My father was captain of the militia and men was saddling up. I could hear horses snorting in the dark and the jangle of bits and bridles. Mother lit a lamp as my father pulled on his boots and had words with his corporal.

The Piankeshaw had attacked again, this time at Hardin’s farm. The corporal lowered his voice so my mother might not hear the worst of it.

“They cut ‘im down, cap’n. Scalped him and set the cabin afire and took captive Missus Hardin.”

My father asked how many they were. Number of muskets. Their direction of travel. Whilst the corporal told what he knew, my father gathered up his kit, his long rifle, powder horn and shot, and his tomahawk.

“Don’t expect us back any time soon, mother,” he said. Quiet, like he was going hunting.

“Daniel,” he said my name. “I know you awake there, boy. You mind things til I git back.”

The ropes creaked on my bed as I propped on my elbow and nodded from the shadows. “Yessir, pap.”

His company rode south and Mother blew out the lamp. I waited some minutes afore telling her I was off to the privy. In the dark, she did not see me take my rifle.

My father’s pack horse was a roan we called “Crab.” I put a bridle on her and put my heels to her and went bareback after my father’s men.

I found their mounts hobbled one side of a ridge running alongside the river Ouabache. The sky was turning to gray with the coming light and I crawled my way up the ridge, flanking my father’s men like they was flanking the Piankeshaw.

As I crested the ridge and peered around a pin oak, the militia’s guns opened up. The company had divvied theyselves into three squadrons, one driving up the middle toward Miz Hardin, lashed by her neck to a sycamore as I could see. The second squadron swept the braves north and into the waiting third. A hammer on an anvil.

My father was not one to raise his voice at our mother. He was a deacon. The Presbyterians met for worship in our barn. He whipped me only when I had it coming.

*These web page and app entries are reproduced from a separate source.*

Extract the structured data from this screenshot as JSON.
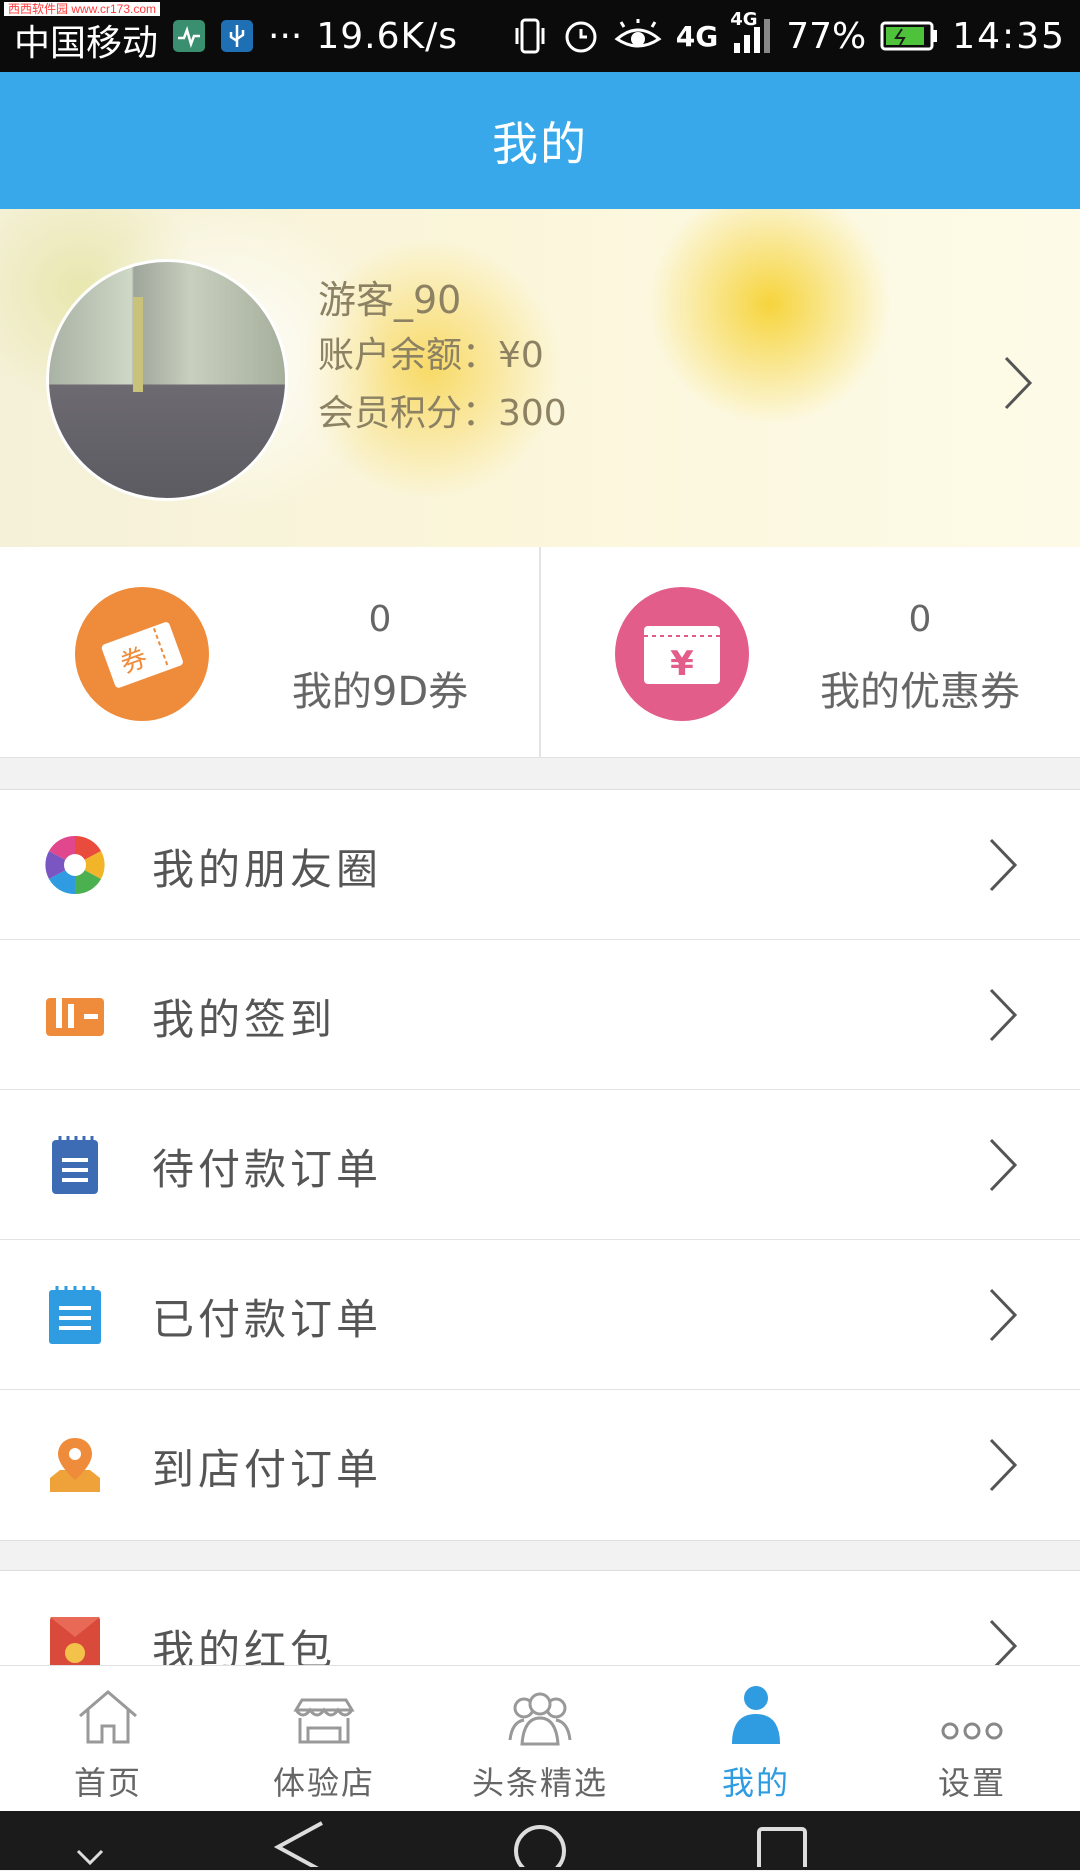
{
  "watermark": "西西软件园 www.cr173.com",
  "status_bar": {
    "carrier": "中国移动",
    "dots": "···",
    "speed": "19.6K/s",
    "network_4g": "4G",
    "network_4g_small": "4G",
    "battery_percent": "77%",
    "time": "14:35",
    "icons": [
      "health-app-icon",
      "usb-icon",
      "vibrate-icon",
      "alarm-icon",
      "eye-icon",
      "signal-icon",
      "battery-icon"
    ]
  },
  "header": {
    "title": "我的"
  },
  "profile": {
    "username": "游客_90",
    "balance_line": "账户余额：¥0",
    "points_line": "会员积分：300"
  },
  "vouchers": [
    {
      "count": "0",
      "label": "我的9D券",
      "icon_text": "券",
      "color": "#ef8c3c"
    },
    {
      "count": "0",
      "label": "我的优惠券",
      "icon_text": "¥",
      "color": "#e35d8a"
    }
  ],
  "menu": [
    {
      "label": "我的朋友圈",
      "icon": "aperture-icon"
    },
    {
      "label": "我的签到",
      "icon": "checkin-icon"
    },
    {
      "label": "待付款订单",
      "icon": "notepad-icon"
    },
    {
      "label": "已付款订单",
      "icon": "notepad-blue-icon"
    },
    {
      "label": "到店付订单",
      "icon": "location-pin-icon"
    }
  ],
  "menu2": [
    {
      "label": "我的红包",
      "icon": "red-envelope-icon"
    }
  ],
  "tabs": [
    {
      "label": "首页",
      "icon": "home-icon",
      "active": false
    },
    {
      "label": "体验店",
      "icon": "store-icon",
      "active": false
    },
    {
      "label": "头条精选",
      "icon": "group-icon",
      "active": false
    },
    {
      "label": "我的",
      "icon": "person-icon",
      "active": true
    },
    {
      "label": "设置",
      "icon": "more-dots-icon",
      "active": false
    }
  ],
  "colors": {
    "header_blue": "#39a8ea",
    "active_tab": "#2f9be0",
    "voucher_orange": "#ef8c3c",
    "voucher_pink": "#e35d8a"
  }
}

Here though, he ran ahead of his men like a bull at the head of a buffalo herd rumbling down the Trace. What didn’t git from their path, they trampled and left bloody. When my father’s guns was emptied, he went to his tomahawk and swung it like a scythe. A farmer of men, he felled them one and another.

I kept my head low whilst here and there a ball would whiz by or hit close and take a notch out of my tree. My father was now to the sycamore and he was chopping through the leather straps that bound Miz Hardin. My father did not see the brave stalking up behind him. But I did.

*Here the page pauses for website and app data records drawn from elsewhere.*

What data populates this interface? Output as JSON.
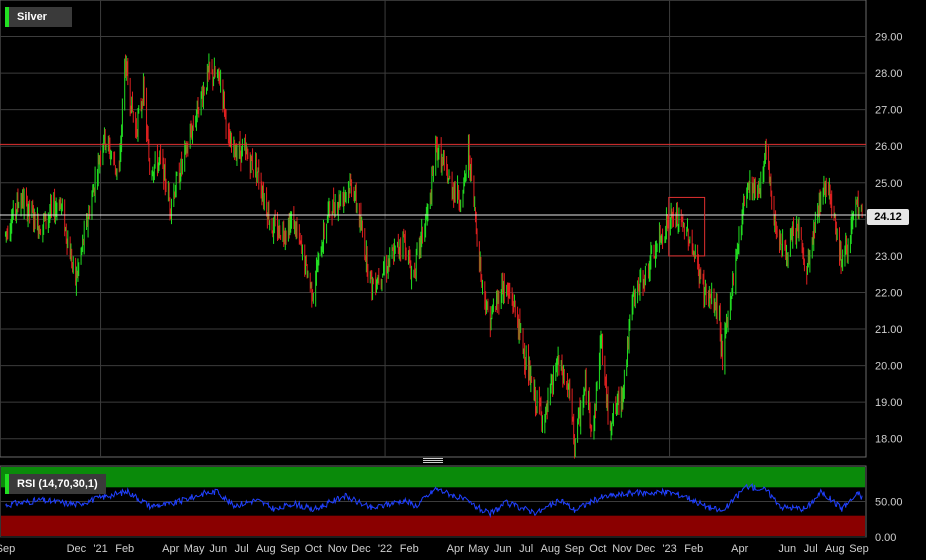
{
  "chart_data": [
    {
      "type": "candlestick",
      "legend": "Silver",
      "ylim": [
        17.5,
        30.0
      ],
      "yticks": [
        18.0,
        19.0,
        20.0,
        21.0,
        22.0,
        23.0,
        24.0,
        25.0,
        26.0,
        27.0,
        28.0,
        29.0
      ],
      "ytick_labels": [
        "18.00",
        "19.00",
        "20.00",
        "21.00",
        "22.00",
        "23.00",
        "24.00",
        "25.00",
        "26.00",
        "27.00",
        "28.00",
        "29.00"
      ],
      "last_price": 24.12,
      "last_price_label": "24.12",
      "resistance_line": 26.05,
      "trend_path": [
        [
          "2020-09-01",
          23.6
        ],
        [
          "2020-09-20",
          24.6
        ],
        [
          "2020-10-15",
          23.8
        ],
        [
          "2020-11-10",
          24.5
        ],
        [
          "2020-11-30",
          22.3
        ],
        [
          "2020-12-20",
          24.5
        ],
        [
          "2021-01-05",
          26.3
        ],
        [
          "2021-01-25",
          25.2
        ],
        [
          "2021-02-01",
          28.3
        ],
        [
          "2021-02-15",
          26.4
        ],
        [
          "2021-02-25",
          27.5
        ],
        [
          "2021-03-05",
          25.4
        ],
        [
          "2021-03-20",
          25.6
        ],
        [
          "2021-03-31",
          24.4
        ],
        [
          "2021-04-20",
          25.8
        ],
        [
          "2021-05-05",
          27.0
        ],
        [
          "2021-05-20",
          28.0
        ],
        [
          "2021-06-05",
          27.8
        ],
        [
          "2021-06-15",
          26.0
        ],
        [
          "2021-07-05",
          25.8
        ],
        [
          "2021-07-20",
          25.4
        ],
        [
          "2021-08-10",
          23.7
        ],
        [
          "2021-08-25",
          23.7
        ],
        [
          "2021-09-05",
          24.0
        ],
        [
          "2021-09-30",
          22.0
        ],
        [
          "2021-10-20",
          24.2
        ],
        [
          "2021-11-05",
          24.6
        ],
        [
          "2021-11-20",
          25.0
        ],
        [
          "2021-12-15",
          22.2
        ],
        [
          "2022-01-05",
          22.8
        ],
        [
          "2022-01-25",
          23.5
        ],
        [
          "2022-02-05",
          22.4
        ],
        [
          "2022-02-28",
          24.5
        ],
        [
          "2022-03-07",
          26.0
        ],
        [
          "2022-03-25",
          25.0
        ],
        [
          "2022-04-10",
          24.5
        ],
        [
          "2022-04-18",
          25.9
        ],
        [
          "2022-05-05",
          22.3
        ],
        [
          "2022-05-15",
          21.2
        ],
        [
          "2022-06-01",
          22.2
        ],
        [
          "2022-06-15",
          21.7
        ],
        [
          "2022-07-10",
          19.2
        ],
        [
          "2022-07-25",
          18.5
        ],
        [
          "2022-08-10",
          20.1
        ],
        [
          "2022-08-25",
          19.3
        ],
        [
          "2022-09-01",
          17.9
        ],
        [
          "2022-09-15",
          19.4
        ],
        [
          "2022-09-25",
          18.2
        ],
        [
          "2022-10-05",
          20.8
        ],
        [
          "2022-10-15",
          18.4
        ],
        [
          "2022-11-01",
          19.2
        ],
        [
          "2022-11-15",
          21.8
        ],
        [
          "2022-12-05",
          22.7
        ],
        [
          "2022-12-31",
          24.0
        ],
        [
          "2023-01-10",
          24.0
        ],
        [
          "2023-01-25",
          23.6
        ],
        [
          "2023-02-15",
          22.0
        ],
        [
          "2023-03-05",
          21.5
        ],
        [
          "2023-03-10",
          20.2
        ],
        [
          "2023-03-25",
          22.6
        ],
        [
          "2023-04-10",
          25.0
        ],
        [
          "2023-04-25",
          24.8
        ],
        [
          "2023-05-05",
          25.8
        ],
        [
          "2023-05-15",
          24.0
        ],
        [
          "2023-05-30",
          23.0
        ],
        [
          "2023-06-15",
          23.8
        ],
        [
          "2023-06-25",
          22.4
        ],
        [
          "2023-07-15",
          24.8
        ],
        [
          "2023-07-25",
          24.9
        ],
        [
          "2023-08-10",
          22.8
        ],
        [
          "2023-08-20",
          23.5
        ],
        [
          "2023-08-28",
          24.3
        ],
        [
          "2023-09-05",
          24.1
        ]
      ],
      "highlight_box": {
        "start": "2022-12-31",
        "end": "2023-02-15",
        "low": 23.0,
        "high": 24.6
      },
      "xaxis": {
        "start": "2020-08-25",
        "end": "2023-09-10",
        "ticks": [
          {
            "date": "2020-09-01",
            "label": "Sep"
          },
          {
            "date": "2020-12-01",
            "label": "Dec"
          },
          {
            "date": "2021-01-01",
            "label": "'21"
          },
          {
            "date": "2021-02-01",
            "label": "Feb"
          },
          {
            "date": "2021-04-01",
            "label": "Apr"
          },
          {
            "date": "2021-05-01",
            "label": "May"
          },
          {
            "date": "2021-06-01",
            "label": "Jun"
          },
          {
            "date": "2021-07-01",
            "label": "Jul"
          },
          {
            "date": "2021-08-01",
            "label": "Aug"
          },
          {
            "date": "2021-09-01",
            "label": "Sep"
          },
          {
            "date": "2021-10-01",
            "label": "Oct"
          },
          {
            "date": "2021-11-01",
            "label": "Nov"
          },
          {
            "date": "2021-12-01",
            "label": "Dec"
          },
          {
            "date": "2022-01-01",
            "label": "'22"
          },
          {
            "date": "2022-02-01",
            "label": "Feb"
          },
          {
            "date": "2022-04-01",
            "label": "Apr"
          },
          {
            "date": "2022-05-01",
            "label": "May"
          },
          {
            "date": "2022-06-01",
            "label": "Jun"
          },
          {
            "date": "2022-07-01",
            "label": "Jul"
          },
          {
            "date": "2022-08-01",
            "label": "Aug"
          },
          {
            "date": "2022-09-01",
            "label": "Sep"
          },
          {
            "date": "2022-10-01",
            "label": "Oct"
          },
          {
            "date": "2022-11-01",
            "label": "Nov"
          },
          {
            "date": "2022-12-01",
            "label": "Dec"
          },
          {
            "date": "2023-01-01",
            "label": "'23"
          },
          {
            "date": "2023-02-01",
            "label": "Feb"
          },
          {
            "date": "2023-04-01",
            "label": "Apr"
          },
          {
            "date": "2023-06-01",
            "label": "Jun"
          },
          {
            "date": "2023-07-01",
            "label": "Jul"
          },
          {
            "date": "2023-08-01",
            "label": "Aug"
          },
          {
            "date": "2023-09-01",
            "label": "Sep"
          }
        ],
        "gridlines": [
          "2021-01-01",
          "2022-01-01",
          "2023-01-01"
        ]
      },
      "colors": {
        "up": "#22e022",
        "down": "#e02020",
        "resistance": "#e03030",
        "last": "#e6e6e6",
        "box": "#e03030",
        "grid": "#3c3c3c"
      }
    },
    {
      "type": "line",
      "legend": "RSI (14,70,30,1)",
      "ylim": [
        0,
        100
      ],
      "yticks": [
        0,
        50
      ],
      "ytick_labels": [
        "0.00",
        "50.00"
      ],
      "overbought": 70,
      "oversold": 30,
      "rsi_path": [
        [
          "2020-09-01",
          45
        ],
        [
          "2020-10-15",
          52
        ],
        [
          "2020-12-01",
          46
        ],
        [
          "2021-01-10",
          58
        ],
        [
          "2021-02-05",
          64
        ],
        [
          "2021-03-05",
          44
        ],
        [
          "2021-04-01",
          46
        ],
        [
          "2021-05-15",
          62
        ],
        [
          "2021-06-01",
          64
        ],
        [
          "2021-06-20",
          44
        ],
        [
          "2021-07-20",
          52
        ],
        [
          "2021-08-15",
          38
        ],
        [
          "2021-09-05",
          48
        ],
        [
          "2021-10-01",
          38
        ],
        [
          "2021-11-10",
          58
        ],
        [
          "2021-12-15",
          40
        ],
        [
          "2022-01-25",
          52
        ],
        [
          "2022-02-10",
          44
        ],
        [
          "2022-03-07",
          68
        ],
        [
          "2022-04-10",
          54
        ],
        [
          "2022-05-15",
          32
        ],
        [
          "2022-06-05",
          48
        ],
        [
          "2022-07-15",
          34
        ],
        [
          "2022-08-15",
          52
        ],
        [
          "2022-09-01",
          38
        ],
        [
          "2022-10-05",
          56
        ],
        [
          "2022-11-15",
          62
        ],
        [
          "2022-12-31",
          63
        ],
        [
          "2023-01-20",
          58
        ],
        [
          "2023-02-15",
          44
        ],
        [
          "2023-03-10",
          36
        ],
        [
          "2023-04-10",
          72
        ],
        [
          "2023-05-05",
          66
        ],
        [
          "2023-05-25",
          42
        ],
        [
          "2023-06-25",
          40
        ],
        [
          "2023-07-15",
          64
        ],
        [
          "2023-08-10",
          40
        ],
        [
          "2023-09-01",
          62
        ],
        [
          "2023-09-05",
          55
        ]
      ],
      "colors": {
        "line": "#2040ff",
        "overbought_zone": "#0a8a0a",
        "oversold_zone": "#8a0000"
      }
    }
  ]
}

My father’s law was that our rifles stayed charged, and I generally followed his law. Other than being here along this river, I should say. My rifle was thus charged with fresh powder and ball and I thanked Providence for this.

His back was to the Piankeshaw creeping up on him from tree to tree. The brave's face was painted red with black streaks slashing cross his cheeks and he carried a ball-headed war club in one hand and a blade in the other. My father’s men was engaged in their own fights and I dared not call out lest I show myself.

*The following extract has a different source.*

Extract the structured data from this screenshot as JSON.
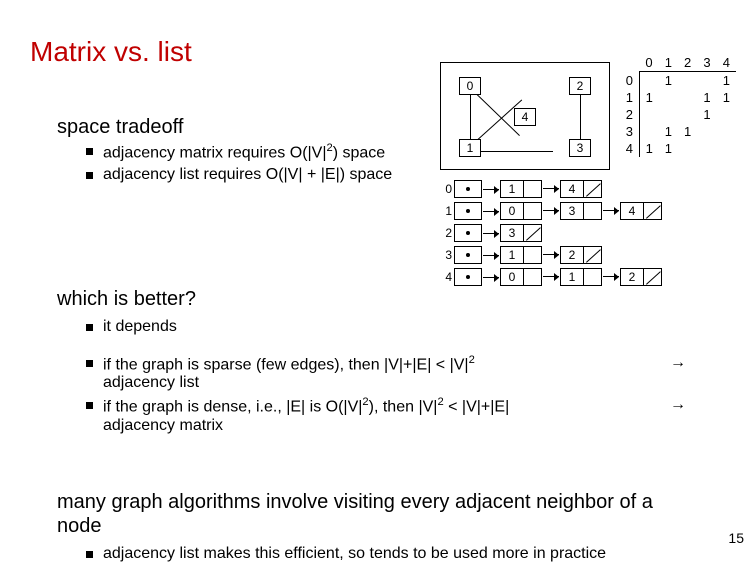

I worked by feel and did not take my eyes from my father. I rolled to one side and fumbled for the small horn that carried my priming powder. I bit down and pulled out the stopper with my teeth. I tapped a measure of powder into the pan and snapped down the frizzen. One tree now between the brave and my father.

I shouldered my rifle and made my guess on wind and distance. I sighted in and squeezed and dropped that brave with a ball between the shoulders. Even from my perch, I could hear the man grunt as he dropped to his knees. My father heard it as well. He turned and seen the Piankeshaw still reaching out with that knife. My father swung his hawk in a great arc and split the brave’s brainpan like a melon.

The skirmish ended and I stayed hid. Of the Piankeshaw lying afield, I heard splashes as my father’s men pitched their bodies into the Ouabache. The company collected up Miz Hardin and gathered theyselves and rode out.

I figured I was in for it when I got back. But I hain’t been on a battlefield before, and I was going to see this’un up close. I came from behind my pin oak and lightfooted my way down the ridge face. On the ground, I seen a deerskin breechclout. Earth and leaves soaked dark in men's blood. A blanket. The leather straps that once held Miz Hardin.

I stepped on something hard, kicked over by leaves. I reached and came up with my father’s tomahawk, the handle slick with blood. On the iron head, the image of a long knife was laid in with silver. Colonel Small made this hawk for my father, like the one he made for Colonel Knox.

I wiped the blood from the handle. My rifle ball had dropped that Piankeshaw and my father’s blow had finished him. I slid the hawk into my belt. I was fourteen and in for a whipping.


Story originally submitted to NPR's Three-Minute Fiction, Round 11 (May 2013)

600-word limit, story to contain a "character who finds an object he has no intent of returning"


Neehar Gupta said...

Fantastic! I was on the edge of my seat hoping Daniel would take down the Piankeshaw in time. Good stuff!!

Joe said...

Hey Neehar,

Thanks! Glad you liked it!


Larry M. said...

Very well written and captivating store! You'll do well, Pilgrim!

Joe said...

Thanks, Larry. Appreciated.